After spending countless hours in front of the computer running down family information I thought I should add some notes on the histories or "our" stories. This will help any future amateur geneologists, you can learn from my mistakes. LOL
I can't tell you how important is is to know the place, and I mean the exact place, where people came from or where they went to. One of the most useful tools in finding people are the census records. I've searched needlessly through thousands of pages not knowing that my family isn't from Montague township or even Lanark county. What is a 10 minute drive today encompasses three counties and six or seven townships. Township and county boundries and names change with time as well so double check for the time you are looking at. In some cases the location is almost if not more important than the given name.
Having said that, the census records are wildly inaccurate and often contradictory. There are several reasons. Early Canadian records, pre Confederation, were in some cases deliberately mis represented. People were afraid of being taxed so the answers are false. The census was also at the mercy of the enumerator, if you weren't home, answers could be provided by a child or neighbour.
Literacy was also an issue. It is hard to imagine now but the literacy rate in England was about 40% in 1800, 25% in Ireland and about 70% in Scotland. What constituted literacy was also different, being able to sign your name in the parish records was considered being literate in some cases. So you have people who can't read giving information to enumerators that can't be checked or verified. It results in some creative spellings let me tell you. We are also at the mercy of transcibers in the modern indexes. The old records are hard to read and mistakes get made. I have found several just because I know what the name should be. I couldn't find the Lumsden family because it was transcribed as Lamsden in the early records.
Age is also very fluid, the largest one I have found is a ten year difference. As it turns out, until the Child Labour Laws and drivers license came into effect, age wasn't all that relevant to a lot of people. You could serve in the army at 14 or 15 and be an old pensioner by 25. People didn't think much about it. You worked until you couldn't, married when your parents said it was okay and had children until you couldn't.
Given names are also a bit of a crap shoot. First, families passed on names so you end up with lots of related people with the same name in the same area. Although it can be helpful sometimes it can also be hard to make sure you have the right "William, John or Mary". One of the saddest things I have encountered is multiple occurances of the same name in children. It usually indicates a child's death. Renaming a later child was a sign of respect. To avoid confusion, many people went by their middle names or nicknames. For example, Grandma Craig's grandparents were "Bert" and "Lena" Wood, everyone called them that and the 1911 census records them as that. Their marriage certificate lists them as Charles Albert Wood and Lurinda Stewart. Never would you know that from Bert and Lena.

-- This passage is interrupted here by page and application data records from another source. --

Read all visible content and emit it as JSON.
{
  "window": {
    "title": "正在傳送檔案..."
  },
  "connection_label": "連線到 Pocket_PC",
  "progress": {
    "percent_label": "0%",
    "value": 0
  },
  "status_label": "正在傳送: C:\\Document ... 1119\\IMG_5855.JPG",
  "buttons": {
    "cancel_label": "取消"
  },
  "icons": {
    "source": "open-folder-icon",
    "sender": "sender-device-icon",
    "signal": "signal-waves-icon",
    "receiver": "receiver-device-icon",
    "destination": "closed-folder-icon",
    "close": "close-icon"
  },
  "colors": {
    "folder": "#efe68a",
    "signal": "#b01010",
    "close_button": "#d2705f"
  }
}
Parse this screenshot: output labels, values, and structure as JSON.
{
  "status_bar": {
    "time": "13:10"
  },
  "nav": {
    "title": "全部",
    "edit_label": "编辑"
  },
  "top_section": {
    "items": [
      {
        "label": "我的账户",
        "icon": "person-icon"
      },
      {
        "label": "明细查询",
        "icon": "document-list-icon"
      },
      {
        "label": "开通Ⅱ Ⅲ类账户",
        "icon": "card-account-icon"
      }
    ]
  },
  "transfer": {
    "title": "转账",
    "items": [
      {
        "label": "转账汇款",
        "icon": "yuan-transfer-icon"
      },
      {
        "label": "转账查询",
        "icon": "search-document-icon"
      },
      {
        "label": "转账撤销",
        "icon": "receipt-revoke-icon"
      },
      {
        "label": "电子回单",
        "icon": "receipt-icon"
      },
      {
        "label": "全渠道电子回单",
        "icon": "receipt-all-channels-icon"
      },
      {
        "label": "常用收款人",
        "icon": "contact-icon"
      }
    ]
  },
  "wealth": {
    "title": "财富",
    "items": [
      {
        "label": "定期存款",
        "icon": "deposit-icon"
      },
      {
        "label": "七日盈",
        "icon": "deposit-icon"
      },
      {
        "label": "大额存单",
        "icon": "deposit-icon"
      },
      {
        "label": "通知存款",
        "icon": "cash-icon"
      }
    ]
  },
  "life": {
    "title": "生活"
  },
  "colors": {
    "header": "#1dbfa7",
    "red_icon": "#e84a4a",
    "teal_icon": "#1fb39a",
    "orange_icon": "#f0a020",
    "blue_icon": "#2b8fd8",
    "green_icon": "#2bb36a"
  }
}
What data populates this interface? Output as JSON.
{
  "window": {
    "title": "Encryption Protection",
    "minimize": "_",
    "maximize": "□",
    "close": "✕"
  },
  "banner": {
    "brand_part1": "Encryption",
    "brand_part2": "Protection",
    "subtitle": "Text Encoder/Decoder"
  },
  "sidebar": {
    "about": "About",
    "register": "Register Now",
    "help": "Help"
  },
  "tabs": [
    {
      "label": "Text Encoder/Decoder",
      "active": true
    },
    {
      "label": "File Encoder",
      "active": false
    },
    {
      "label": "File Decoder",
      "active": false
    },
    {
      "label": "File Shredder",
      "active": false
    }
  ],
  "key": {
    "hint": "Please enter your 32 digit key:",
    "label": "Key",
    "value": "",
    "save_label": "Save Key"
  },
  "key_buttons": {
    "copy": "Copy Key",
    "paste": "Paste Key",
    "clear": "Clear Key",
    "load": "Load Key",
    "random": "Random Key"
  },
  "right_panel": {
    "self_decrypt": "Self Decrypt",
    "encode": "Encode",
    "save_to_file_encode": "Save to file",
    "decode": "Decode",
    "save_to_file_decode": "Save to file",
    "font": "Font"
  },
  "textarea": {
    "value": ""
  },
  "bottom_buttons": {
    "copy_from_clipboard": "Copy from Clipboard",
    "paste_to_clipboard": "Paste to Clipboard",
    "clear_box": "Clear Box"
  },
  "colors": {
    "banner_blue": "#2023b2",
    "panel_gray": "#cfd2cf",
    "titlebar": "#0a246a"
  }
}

Be prepared for names switching as well, John William can become William John at the drop of a hat, there doesn't seem to be any consistancy in record keeping for many of the early records. In that vein, people also are recorded either as Sarah or Maria depending on the documents with the full name being Sarah Maria. It can be maddingly frustrating.
The histories are as accurate as I could be. If the only source I had was anecdotal, I'll say so. The census records, death certificates et al are to provide context and confirmation of family stories and connections.
The histories started out as an extension of identifying and getting old family photos. Just as an aside the first photgraph was in 1837 in Paris. I have been lucky enough to have had a lot of help for the Craig and Dowsett families and am hoping the Lumsdens, Woods, Fishers and Sadlers will come out of the woodwork as I continue. It has been a lot of fun and incredibly interesting to find out about the family and the times they lived in. I have found out I am not the product of generations of farmers like I thought. There are a few scattered through the family tree but a lot of the family started out in the trades, coopers, blacksmiths, moulders and in the case of the Dowsetts, the military. Who knew, not me, that's for sure.
At some point we all wonder, where do I come from? Hopefully these family histories can shed some light on any questions you might have. It also provides a starting point to help pool information that various people have found. It kills me how expensive the ancestory sites are, they've got a good thing going. Posting on the blog offers a free starting point for any future research. Feel free to share anything you'd like posted or just say hi if the family posts are your ancestors as well, after all there are thousands of us out there. Mwahahaha